U.S. Secretary of State John Kerry is in Juba for talks on how to end deadly fighting that threatens to send South Sudan into a civil war.
Kerry met for more than an hour Friday with President Salva Kiir. Later, he plans to speak by telephone to ex-vice president and current rebel leader Riek Machar.
The top U.S. diplomat is trying to arrange face-to-face talks next week between both men, a meeting he called "critical" in efforts to end hostilities and to discuss a transition government.
On Thursday, Kerry blamed the violence on a rivalry between both leaders. He said both need to condemn brutal attacks against innocent people.
Kerry is also trying to negotiate a deal to send African Union peacekeepers as soon as possible to help stop the fighting and protect civilians.

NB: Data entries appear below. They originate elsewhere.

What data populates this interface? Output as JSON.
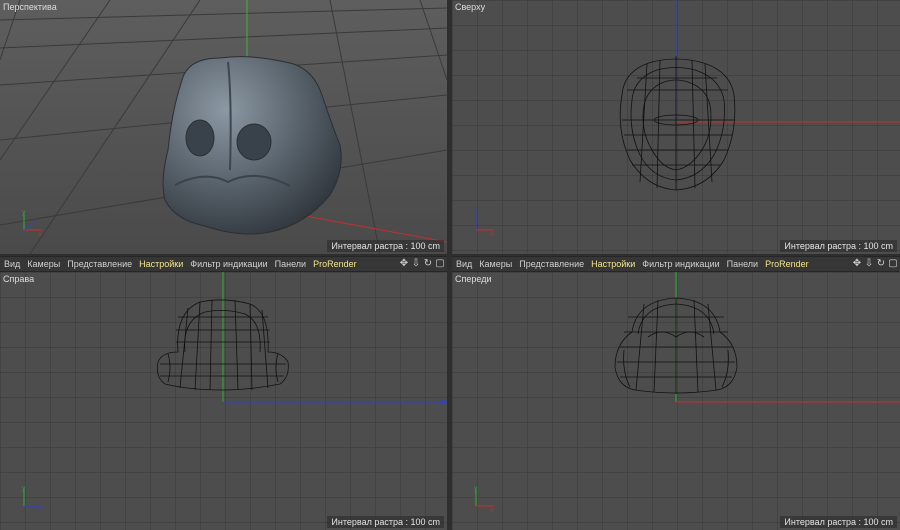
{
  "menubar": {
    "items": [
      {
        "label": "Вид",
        "active": false
      },
      {
        "label": "Камеры",
        "active": false
      },
      {
        "label": "Представление",
        "active": false
      },
      {
        "label": "Настройки",
        "active": true
      },
      {
        "label": "Фильтр индикации",
        "active": false
      },
      {
        "label": "Панели",
        "active": false
      },
      {
        "label": "ProRender",
        "active": true
      }
    ],
    "icons": [
      "move-icon",
      "arrow-down-icon",
      "rotate-icon",
      "maximize-icon"
    ]
  },
  "viewports": {
    "perspective": {
      "title": "Перспектива",
      "status": "Интервал растра : 100 cm"
    },
    "top": {
      "title": "Сверху",
      "status": "Интервал растра : 100 cm"
    },
    "right": {
      "title": "Справа",
      "status": "Интервал растра : 100 cm"
    },
    "front": {
      "title": "Спереди",
      "status": "Интервал растра : 100 cm"
    }
  },
  "colors": {
    "accent": "#f4e58a",
    "axis_x": "#c03030",
    "axis_y": "#30b030",
    "axis_z": "#3040d0"
  }
}
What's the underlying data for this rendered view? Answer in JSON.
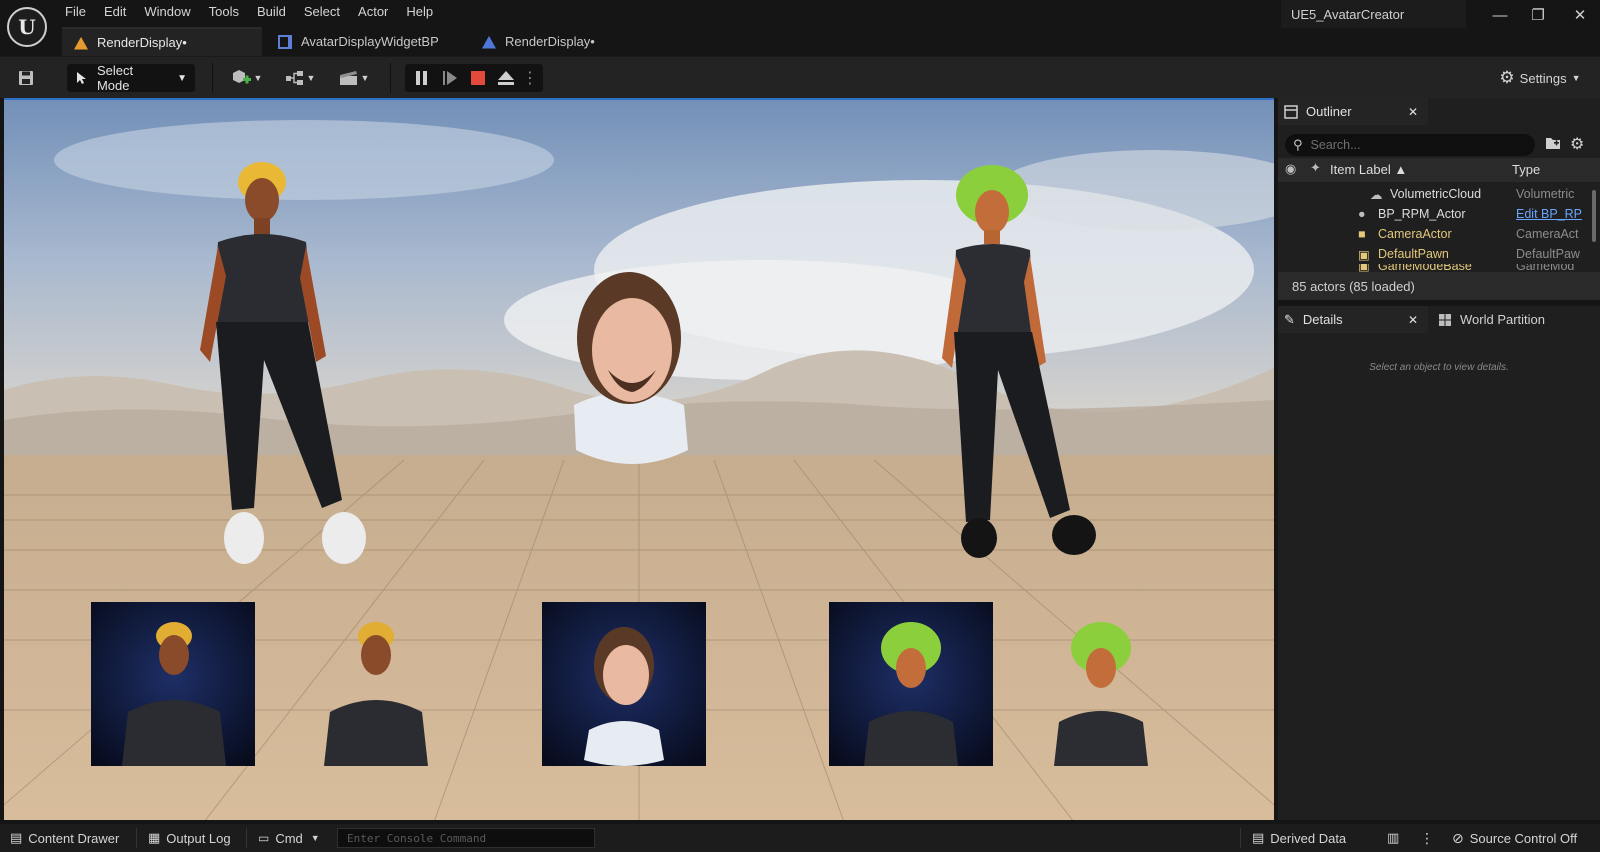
{
  "app": {
    "project_name": "UE5_AvatarCreator",
    "logo_glyph": "U"
  },
  "menu": [
    "File",
    "Edit",
    "Window",
    "Tools",
    "Build",
    "Select",
    "Actor",
    "Help"
  ],
  "tabs": [
    {
      "label": "RenderDisplay•",
      "icon": "level-icon",
      "active": true
    },
    {
      "label": "AvatarDisplayWidgetBP",
      "icon": "widget-blueprint-icon",
      "active": false
    },
    {
      "label": "RenderDisplay•",
      "icon": "level-icon",
      "active": false
    }
  ],
  "toolbar": {
    "select_mode_label": "Select Mode",
    "settings_label": "Settings"
  },
  "outliner": {
    "tab_label": "Outliner",
    "search_placeholder": "Search...",
    "col_item_label": "Item Label ▲",
    "col_type": "Type",
    "rows": [
      {
        "label": "VolumetricCloud",
        "type": "Volumetric",
        "icon": "cloud-icon"
      },
      {
        "label": "BP_RPM_Actor",
        "type": "Edit BP_RP",
        "icon": "actor-icon"
      },
      {
        "label": "CameraActor",
        "type": "CameraAct",
        "icon": "camera-icon"
      },
      {
        "label": "DefaultPawn",
        "type": "DefaultPaw",
        "icon": "pawn-icon"
      },
      {
        "label": "GameModeBase",
        "type": "GameMod",
        "icon": "gamemode-icon"
      }
    ],
    "actor_count": "85 actors (85 loaded)"
  },
  "details": {
    "tab_label": "Details",
    "world_partition_label": "World Partition",
    "empty_message": "Select an object to view details."
  },
  "statusbar": {
    "content_drawer": "Content Drawer",
    "output_log": "Output Log",
    "cmd": "Cmd",
    "console_placeholder": "Enter Console Command",
    "derived_data": "Derived Data",
    "source_control": "Source Control Off"
  },
  "colors": {
    "accent": "#2f6fc4",
    "stop_red": "#e24b3b",
    "level_orange": "#e69b2e",
    "folder_yellow": "#e3c77b",
    "link_blue": "#6aa6ff"
  }
}
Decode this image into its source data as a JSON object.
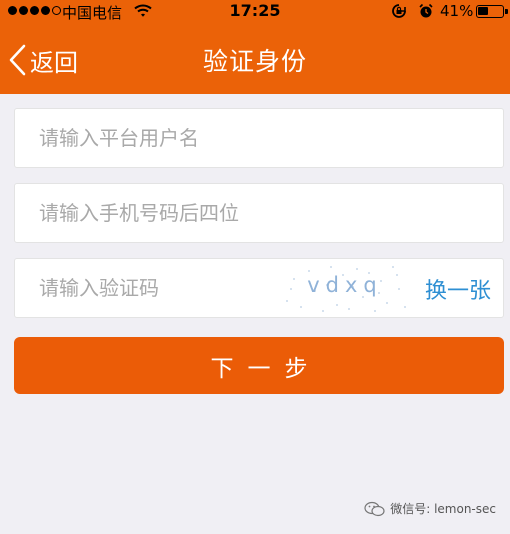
{
  "status_bar": {
    "carrier": "中国电信",
    "time": "17:25",
    "battery": "41%",
    "icons": [
      "signal-dots",
      "wifi-icon",
      "lock-rotation-icon",
      "alarm-icon",
      "battery-icon"
    ]
  },
  "nav": {
    "back_label": "返回",
    "title": "验证身份"
  },
  "form": {
    "username_placeholder": "请输入平台用户名",
    "phone_placeholder": "请输入手机号码后四位",
    "captcha_placeholder": "请输入验证码",
    "captcha_text": "vdxq",
    "refresh_label": "换一张"
  },
  "next_button": "下一步",
  "watermark": "微信号: lemon-sec",
  "colors": {
    "brand_orange": "#eb6208",
    "link_blue": "#2e8fd3",
    "background": "#f0eff4"
  }
}
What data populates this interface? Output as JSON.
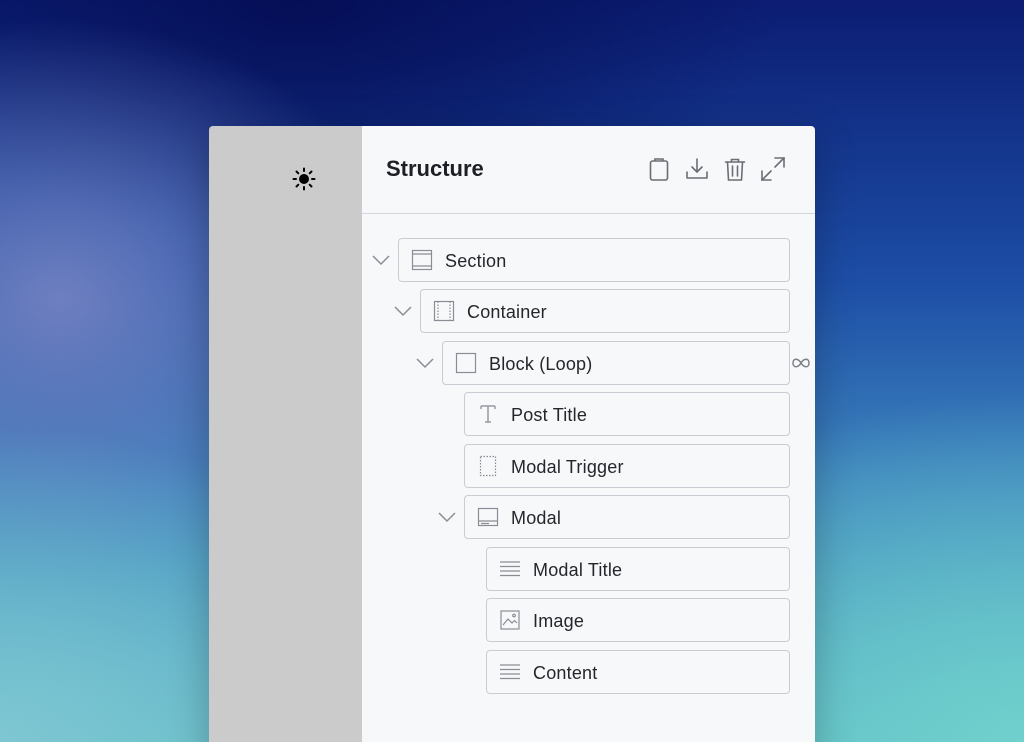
{
  "sidebar": {
    "theme_icon": "sun-icon"
  },
  "panel": {
    "title": "Structure",
    "actions": [
      {
        "name": "clipboard-icon"
      },
      {
        "name": "download-icon"
      },
      {
        "name": "trash-icon"
      },
      {
        "name": "expand-icon"
      }
    ]
  },
  "tree": [
    {
      "label": "Section",
      "icon": "section-icon",
      "level": 0,
      "collapsible": true
    },
    {
      "label": "Container",
      "icon": "container-icon",
      "level": 1,
      "collapsible": true
    },
    {
      "label": "Block (Loop)",
      "icon": "block-icon",
      "level": 2,
      "collapsible": true,
      "badge": "loop-icon"
    },
    {
      "label": "Post Title",
      "icon": "heading-icon",
      "level": 3,
      "collapsible": false
    },
    {
      "label": "Modal Trigger",
      "icon": "trigger-icon",
      "level": 3,
      "collapsible": false
    },
    {
      "label": "Modal",
      "icon": "modal-icon",
      "level": 3,
      "collapsible": true
    },
    {
      "label": "Modal Title",
      "icon": "text-lines-icon",
      "level": 4,
      "collapsible": false
    },
    {
      "label": "Image",
      "icon": "image-icon",
      "level": 4,
      "collapsible": false
    },
    {
      "label": "Content",
      "icon": "text-lines-icon",
      "level": 4,
      "collapsible": false
    }
  ]
}
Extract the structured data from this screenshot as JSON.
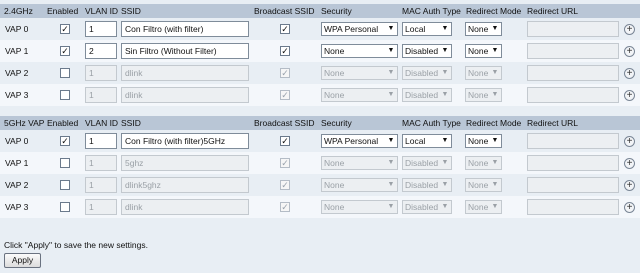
{
  "sections": [
    {
      "headers": [
        "2.4GHz",
        "Enabled",
        "VLAN ID",
        "SSID",
        "Broadcast SSID",
        "Security",
        "MAC Auth Type",
        "Redirect Mode",
        "Redirect URL"
      ],
      "rows": [
        {
          "vap": "VAP 0",
          "enabled": true,
          "disabled": false,
          "vlan": "1",
          "ssid": "Con Filtro (with filter)",
          "broadcast": true,
          "security": "WPA Personal",
          "mac_auth": "Local",
          "redirect_mode": "None",
          "redirect_url": ""
        },
        {
          "vap": "VAP 1",
          "enabled": true,
          "disabled": false,
          "vlan": "2",
          "ssid": "Sin Filtro (Without Filter)",
          "broadcast": true,
          "security": "None",
          "mac_auth": "Disabled",
          "redirect_mode": "None",
          "redirect_url": ""
        },
        {
          "vap": "VAP 2",
          "enabled": false,
          "disabled": true,
          "vlan": "1",
          "ssid": "dlink",
          "broadcast": true,
          "security": "None",
          "mac_auth": "Disabled",
          "redirect_mode": "None",
          "redirect_url": ""
        },
        {
          "vap": "VAP 3",
          "enabled": false,
          "disabled": true,
          "vlan": "1",
          "ssid": "dlink",
          "broadcast": true,
          "security": "None",
          "mac_auth": "Disabled",
          "redirect_mode": "None",
          "redirect_url": ""
        }
      ]
    },
    {
      "headers": [
        "5GHz VAP",
        "Enabled",
        "VLAN ID",
        "SSID",
        "Broadcast SSID",
        "Security",
        "MAC Auth Type",
        "Redirect Mode",
        "Redirect URL"
      ],
      "rows": [
        {
          "vap": "VAP 0",
          "enabled": true,
          "disabled": false,
          "vlan": "1",
          "ssid": "Con Filtro (with filter)5GHz",
          "broadcast": true,
          "security": "WPA Personal",
          "mac_auth": "Local",
          "redirect_mode": "None",
          "redirect_url": ""
        },
        {
          "vap": "VAP 1",
          "enabled": false,
          "disabled": true,
          "vlan": "1",
          "ssid": "5ghz",
          "broadcast": true,
          "security": "None",
          "mac_auth": "Disabled",
          "redirect_mode": "None",
          "redirect_url": ""
        },
        {
          "vap": "VAP 2",
          "enabled": false,
          "disabled": true,
          "vlan": "1",
          "ssid": "dlink5ghz",
          "broadcast": true,
          "security": "None",
          "mac_auth": "Disabled",
          "redirect_mode": "None",
          "redirect_url": ""
        },
        {
          "vap": "VAP 3",
          "enabled": false,
          "disabled": true,
          "vlan": "1",
          "ssid": "dlink",
          "broadcast": true,
          "security": "None",
          "mac_auth": "Disabled",
          "redirect_mode": "None",
          "redirect_url": ""
        }
      ]
    }
  ],
  "footer": {
    "note": "Click \"Apply\" to save the new settings.",
    "apply_label": "Apply"
  },
  "icons": {
    "dropdown": "chevron-down-icon",
    "expand": "plus-circle-icon",
    "check": "checkmark-icon"
  },
  "colors": {
    "header_bg": "#b9c6d6",
    "page_bg": "#e8eef4"
  }
}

The worst violence started in December when Mr. Kiir accused Machar of trying to attempt a coup. Much of the violence has fallen along ethnic lines.
Thousands of people are believed to have been killed and more than one million displaced as a result of the violence in the world's newest country.
The U.S. has threatened sanctions against those responsible for the violence, including Mr. Kiir and Machar.
Kerry is on a multi-nation tour of Africa that has largely focused on security and human rights issues.
While in the Ethiopian capital Thursday, Kerry said the United States supports African-led efforts to combat "the most deadly conflicts of the continent." He said too many nations are at risk of descending into broad-based violence.
"It is clear that the unspeakable violence in the Central African Republic, the deliberate killing of civilians on both sides in South Sudan, both of those underscore the urgency of the work that we have to do together."
On Thursday, Kerry held talks with AU officials on the Central African Republic where Muslims continue to flee their homes to escape attacks by Christian militia.
After returning to Addis Ababa, Kerry is due to meet with Somali President Hassan Sheikh Mohamud to discuss the fight against the al-Qaida-linked militant group al-Shabab.
On Saturday, he travels to the Democratic Republic of Congo's capital to meet with President Joseph Kabila. The two will discuss recent security gains against rebel groups in volatile eastern Congo.
After a stop in Angola, Kerry returns to Washington on Monday.